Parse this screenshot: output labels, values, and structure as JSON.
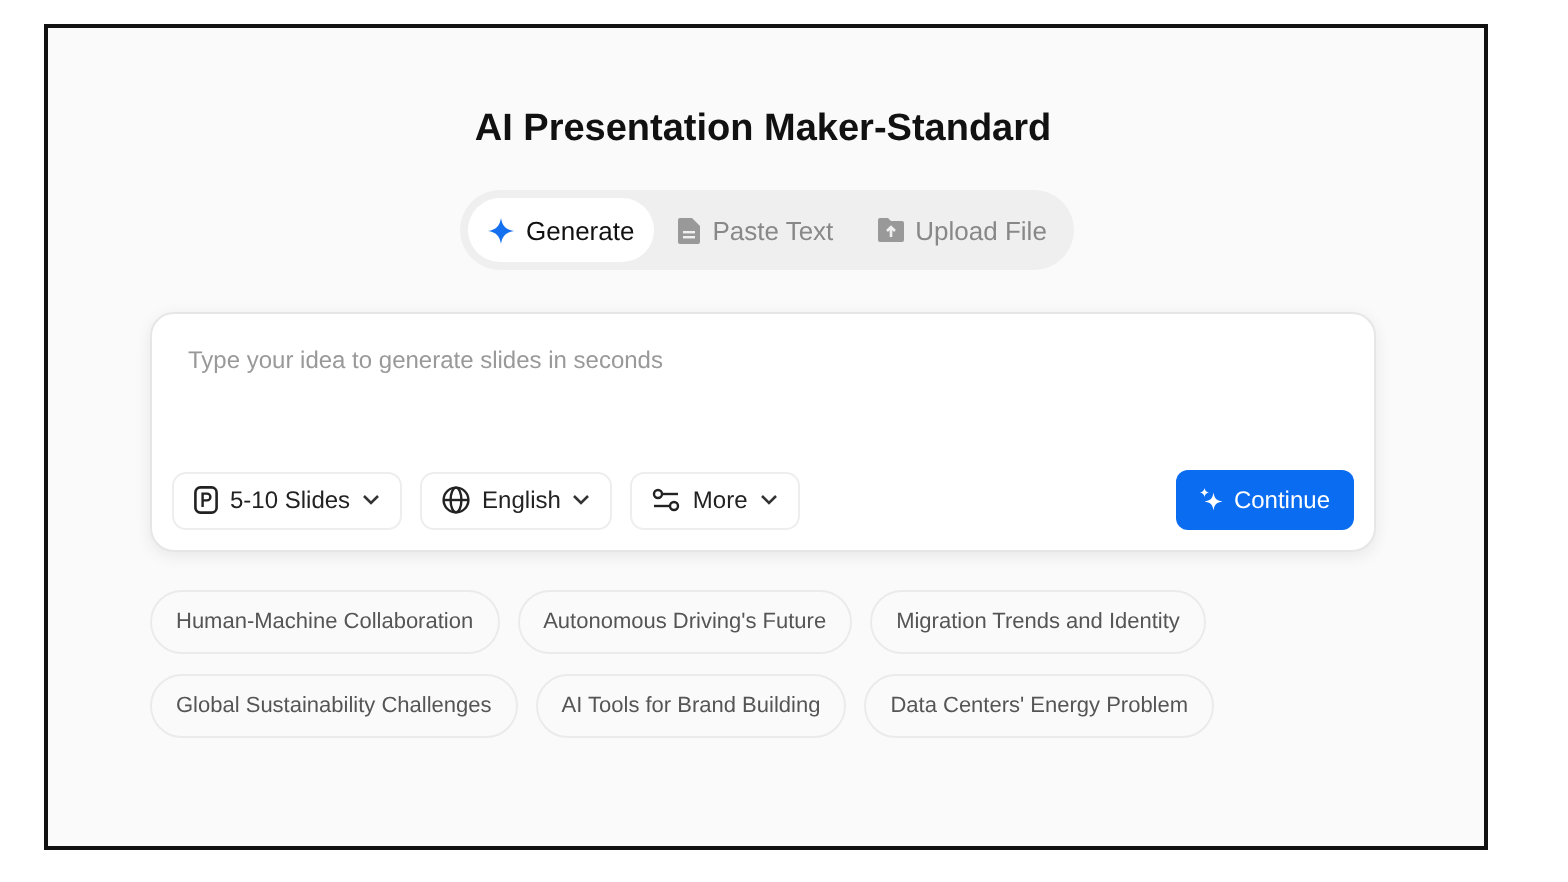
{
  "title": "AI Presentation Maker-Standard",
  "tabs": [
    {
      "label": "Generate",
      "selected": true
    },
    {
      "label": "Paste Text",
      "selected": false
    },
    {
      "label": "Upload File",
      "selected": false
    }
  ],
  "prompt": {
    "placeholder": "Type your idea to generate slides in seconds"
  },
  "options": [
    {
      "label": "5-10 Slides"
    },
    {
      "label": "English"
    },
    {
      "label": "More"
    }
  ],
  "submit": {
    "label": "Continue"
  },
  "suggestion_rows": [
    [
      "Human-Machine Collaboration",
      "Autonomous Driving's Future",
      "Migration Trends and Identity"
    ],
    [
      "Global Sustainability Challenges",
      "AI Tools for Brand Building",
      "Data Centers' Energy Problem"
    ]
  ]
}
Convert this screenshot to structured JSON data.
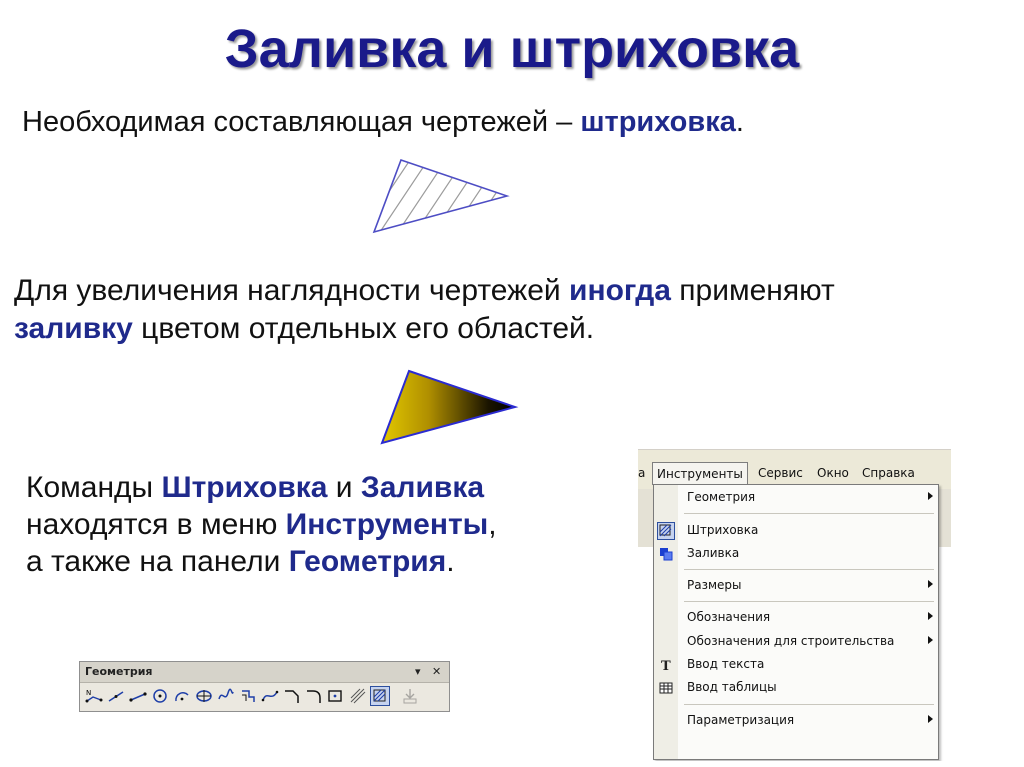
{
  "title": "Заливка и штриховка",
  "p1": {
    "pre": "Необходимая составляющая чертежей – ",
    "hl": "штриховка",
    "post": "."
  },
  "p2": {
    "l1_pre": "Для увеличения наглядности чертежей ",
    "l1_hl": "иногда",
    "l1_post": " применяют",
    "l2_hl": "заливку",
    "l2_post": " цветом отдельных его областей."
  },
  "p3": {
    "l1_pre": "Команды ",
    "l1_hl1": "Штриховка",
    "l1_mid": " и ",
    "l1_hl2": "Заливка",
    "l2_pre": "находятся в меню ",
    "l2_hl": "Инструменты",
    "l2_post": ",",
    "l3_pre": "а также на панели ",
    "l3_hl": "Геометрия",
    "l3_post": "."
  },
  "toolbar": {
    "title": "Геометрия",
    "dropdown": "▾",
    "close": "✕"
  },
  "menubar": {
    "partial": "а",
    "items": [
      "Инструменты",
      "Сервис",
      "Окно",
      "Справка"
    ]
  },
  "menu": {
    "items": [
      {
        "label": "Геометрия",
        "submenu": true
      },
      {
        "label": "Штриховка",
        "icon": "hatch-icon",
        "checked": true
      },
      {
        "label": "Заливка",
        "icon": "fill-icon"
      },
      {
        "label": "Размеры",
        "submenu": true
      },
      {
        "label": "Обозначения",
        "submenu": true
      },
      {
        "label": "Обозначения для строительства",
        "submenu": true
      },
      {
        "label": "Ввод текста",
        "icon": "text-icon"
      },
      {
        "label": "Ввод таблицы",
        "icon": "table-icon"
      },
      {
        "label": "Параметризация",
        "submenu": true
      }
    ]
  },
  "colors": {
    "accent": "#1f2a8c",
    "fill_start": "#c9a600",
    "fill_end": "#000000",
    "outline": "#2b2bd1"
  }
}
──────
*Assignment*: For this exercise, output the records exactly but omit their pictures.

*Response to the exercise*:
Parse this screenshot: output labels, values, and structure as JSON.
{
  "title": "AI Presentation Maker-Standard",
  "tabs": [
    {
      "label": "Generate",
      "selected": true
    },
    {
      "label": "Paste Text",
      "selected": false
    },
    {
      "label": "Upload File",
      "selected": false
    }
  ],
  "prompt": {
    "placeholder": "Type your idea to generate slides in seconds"
  },
  "options": [
    {
      "label": "5-10 Slides"
    },
    {
      "label": "English"
    },
    {
      "label": "More"
    }
  ],
  "submit": {
    "label": "Continue"
  },
  "suggestion_rows": [
    [
      "Human-Machine Collaboration",
      "Autonomous Driving's Future",
      "Migration Trends and Identity"
    ],
    [
      "Global Sustainability Challenges",
      "AI Tools for Brand Building",
      "Data Centers' Energy Problem"
    ]
  ]
}
Convert this screenshot to structured JSON data.
{
  "title": "Заливка и штриховка",
  "p1": {
    "pre": "Необходимая составляющая чертежей – ",
    "hl": "штриховка",
    "post": "."
  },
  "p2": {
    "l1_pre": "Для увеличения наглядности чертежей ",
    "l1_hl": "иногда",
    "l1_post": " применяют",
    "l2_hl": "заливку",
    "l2_post": " цветом отдельных его областей."
  },
  "p3": {
    "l1_pre": "Команды ",
    "l1_hl1": "Штриховка",
    "l1_mid": " и ",
    "l1_hl2": "Заливка",
    "l2_pre": "находятся в меню ",
    "l2_hl": "Инструменты",
    "l2_post": ",",
    "l3_pre": "а также на панели ",
    "l3_hl": "Геометрия",
    "l3_post": "."
  },
  "toolbar": {
    "title": "Геометрия",
    "dropdown": "▾",
    "close": "✕"
  },
  "menubar": {
    "partial": "а",
    "items": [
      "Инструменты",
      "Сервис",
      "Окно",
      "Справка"
    ]
  },
  "menu": {
    "items": [
      {
        "label": "Геометрия",
        "submenu": true
      },
      {
        "label": "Штриховка",
        "icon": "hatch-icon",
        "checked": true
      },
      {
        "label": "Заливка",
        "icon": "fill-icon"
      },
      {
        "label": "Размеры",
        "submenu": true
      },
      {
        "label": "Обозначения",
        "submenu": true
      },
      {
        "label": "Обозначения для строительства",
        "submenu": true
      },
      {
        "label": "Ввод текста",
        "icon": "text-icon"
      },
      {
        "label": "Ввод таблицы",
        "icon": "table-icon"
      },
      {
        "label": "Параметризация",
        "submenu": true
      }
    ]
  },
  "colors": {
    "accent": "#1f2a8c",
    "fill_start": "#c9a600",
    "fill_end": "#000000",
    "outline": "#2b2bd1"
  }
}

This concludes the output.